### Work item
Within the records below, find each line that holds the string "this", then copy it.

### Dataset extract

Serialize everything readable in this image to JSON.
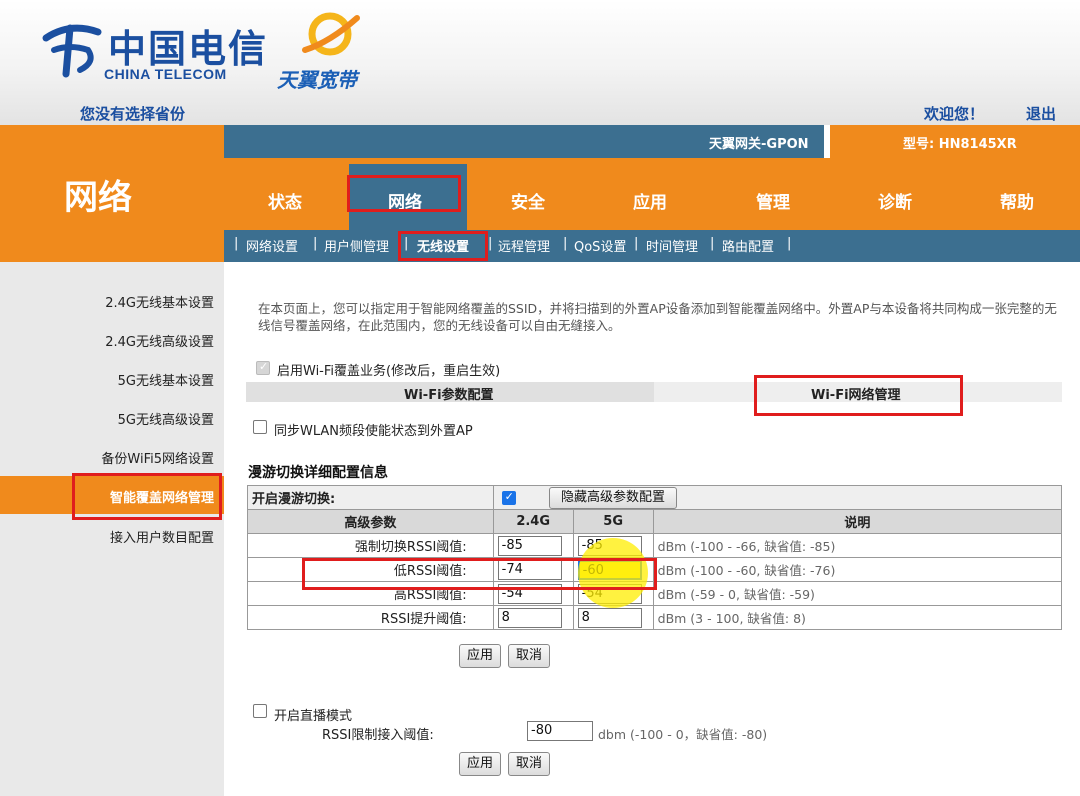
{
  "header": {
    "logo_cn": "中国电信",
    "logo_en": "CHINA TELECOM",
    "brand": "天翼宽带",
    "province": "您没有选择省份",
    "welcome": "欢迎您！",
    "logout": "退出",
    "gateway": "天翼网关-GPON",
    "model": "型号: HN8145XR"
  },
  "section_title": "网络",
  "tabs": [
    "状态",
    "网络",
    "安全",
    "应用",
    "管理",
    "诊断",
    "帮助"
  ],
  "subtabs": [
    "网络设置",
    "用户侧管理",
    "无线设置",
    "远程管理",
    "QoS设置",
    "时间管理",
    "路由配置"
  ],
  "left_nav": [
    "2.4G无线基本设置",
    "2.4G无线高级设置",
    "5G无线基本设置",
    "5G无线高级设置",
    "备份WiFi5网络设置",
    "智能覆盖网络管理",
    "接入用户数目配置"
  ],
  "content": {
    "intro": "在本页面上，您可以指定用于智能网络覆盖的SSID，并将扫描到的外置AP设备添加到智能覆盖网络中。外置AP与本设备将共同构成一张完整的无线信号覆盖网络，在此范围内，您的无线设备可以自由无缝接入。",
    "enable_wifi_coverage": "启用Wi-Fi覆盖业务(修改后，重启生效)",
    "wifi_param_tab": "Wi-Fi参数配置",
    "wifi_net_tab": "Wi-Fi网络管理",
    "sync_wlan": "同步WLAN频段使能状态到外置AP",
    "roam_section": "漫游切换详细配置信息",
    "roam_enable_label": "开启漫游切换:",
    "hide_adv_btn": "隐藏高级参数配置",
    "table_headers": [
      "高级参数",
      "2.4G",
      "5G",
      "说明"
    ],
    "rows": [
      {
        "name": "强制切换RSSI阈值:",
        "v24": "-85",
        "v5": "-85",
        "desc": "dBm (-100 - -66, 缺省值: -85)"
      },
      {
        "name": "低RSSI阈值:",
        "v24": "-74",
        "v5": "-60",
        "desc": "dBm (-100 - -60, 缺省值: -76)"
      },
      {
        "name": "高RSSI阈值:",
        "v24": "-54",
        "v5": "-54",
        "desc": "dBm (-59 - 0, 缺省值: -59)"
      },
      {
        "name": "RSSI提升阈值:",
        "v24": "8",
        "v5": "8",
        "desc": "dBm (3 - 100, 缺省值: 8)"
      }
    ],
    "apply": "应用",
    "cancel": "取消",
    "live_mode": "开启直播模式",
    "rssi_limit_label": "RSSI限制接入阈值:",
    "rssi_limit_value": "-80",
    "rssi_limit_desc": "dbm (-100 - 0，缺省值: -80)"
  },
  "colors": {
    "orange": "#f08a1c",
    "blue": "#3c6f90",
    "highlight": "#e01d1d"
  }
}
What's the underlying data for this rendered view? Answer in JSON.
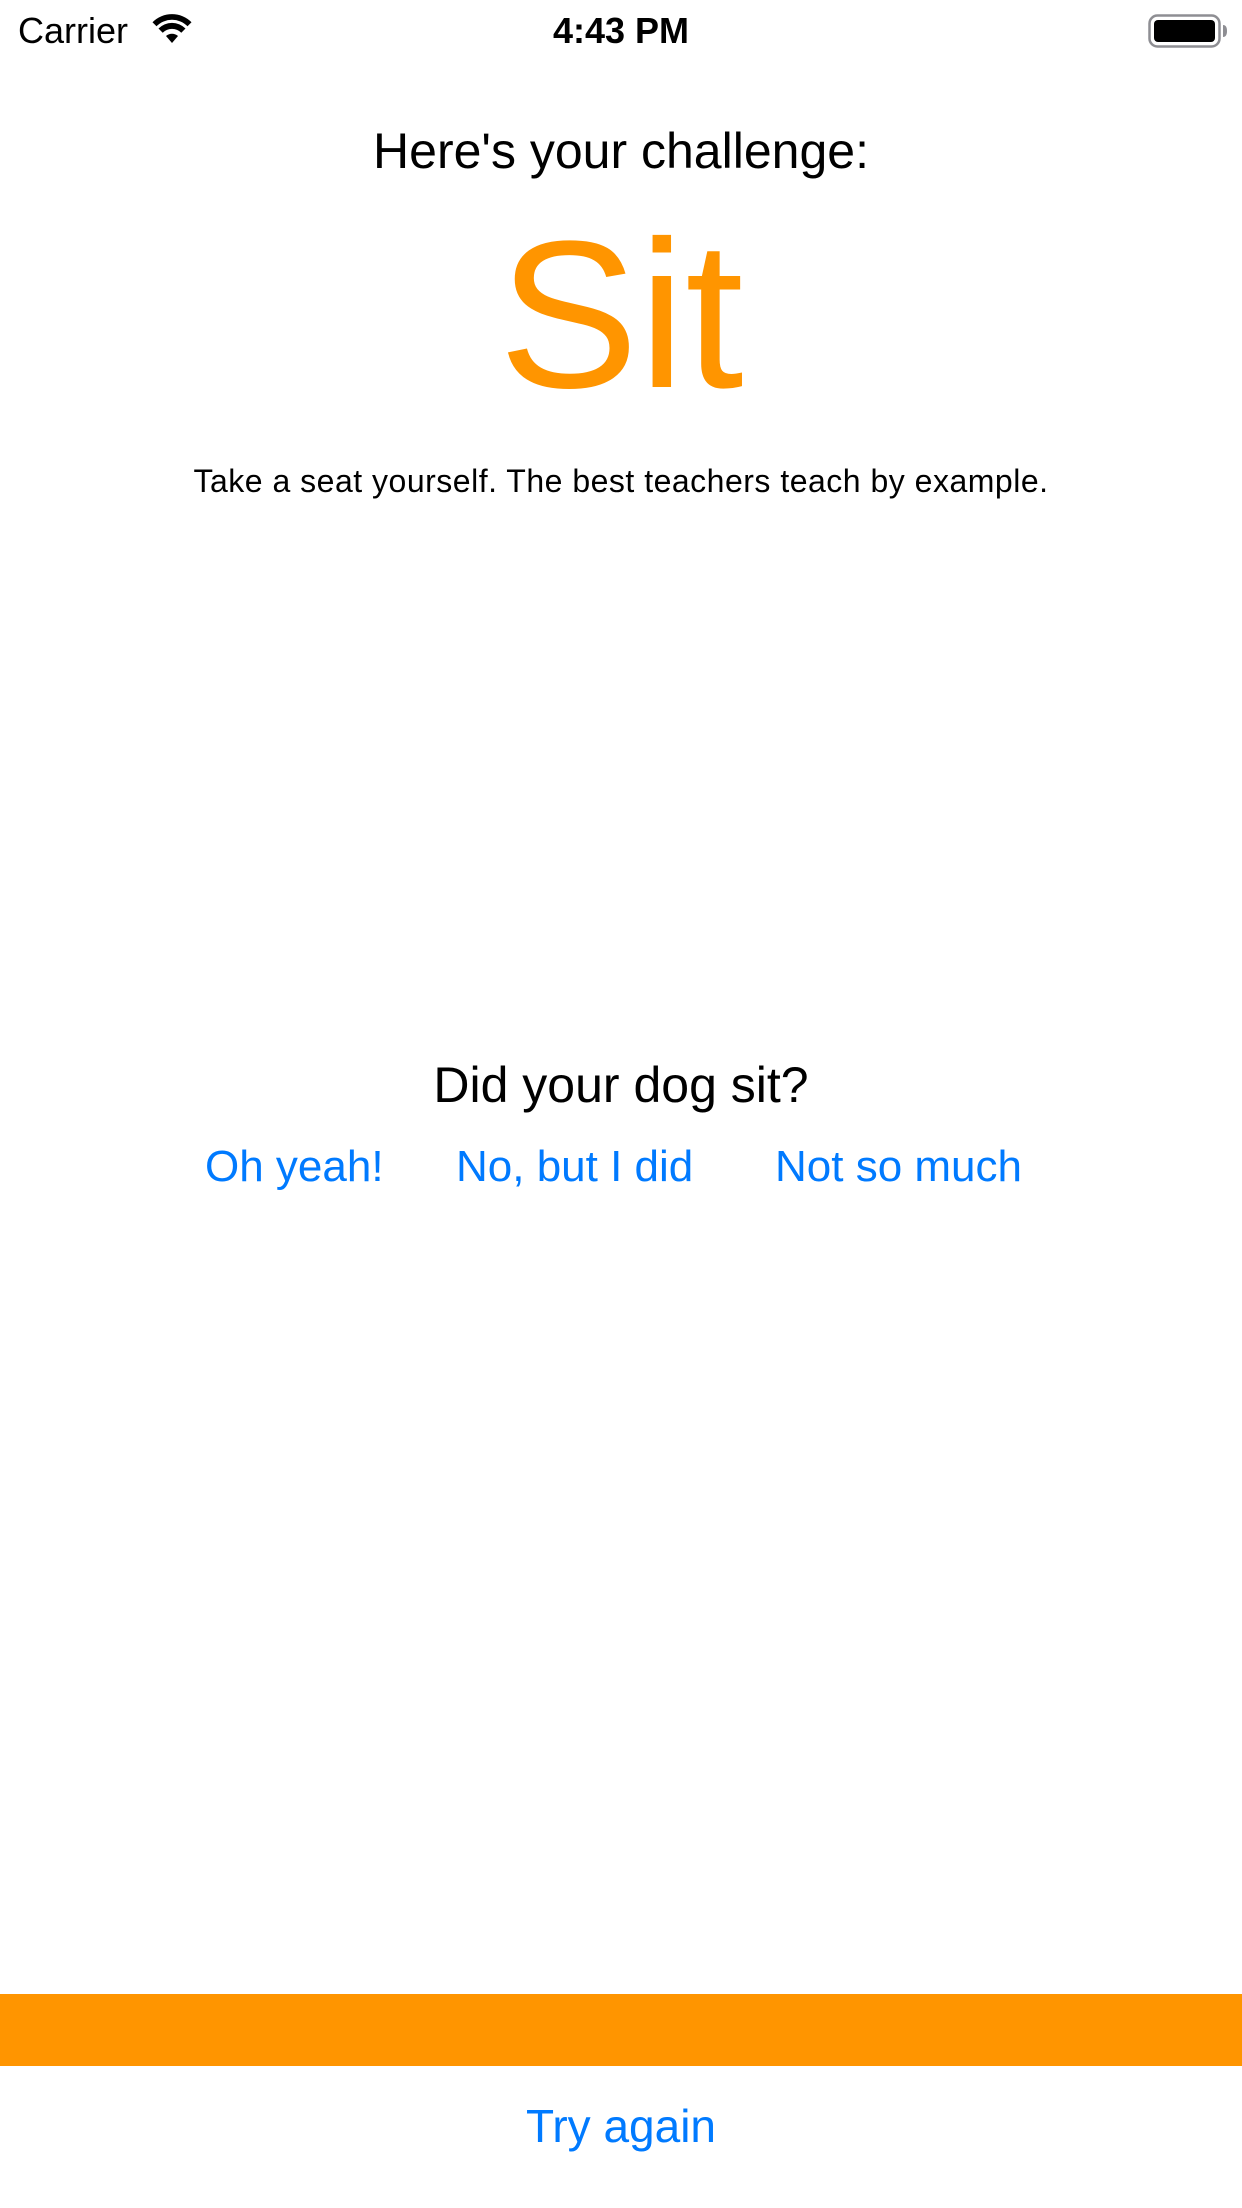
{
  "status_bar": {
    "carrier": "Carrier",
    "time": "4:43 PM",
    "wifi_icon": "wifi-icon",
    "battery_icon": "battery-icon"
  },
  "challenge": {
    "heading": "Here's your challenge:",
    "command": "Sit",
    "tip": "Take a seat yourself. The best teachers teach by example."
  },
  "question": {
    "text": "Did your dog sit?",
    "answers": [
      "Oh yeah!",
      "No, but I did",
      "Not so much"
    ]
  },
  "progress": {
    "fraction": 1.0
  },
  "footer": {
    "try_again_label": "Try again"
  },
  "colors": {
    "accent_orange": "#ff9500",
    "link_blue": "#007aff",
    "text": "#000000",
    "background": "#ffffff"
  }
}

### Your solution
Serialize everything readable in this image to JSON.
What's the underlying data for this rendered view? Answer in JSON.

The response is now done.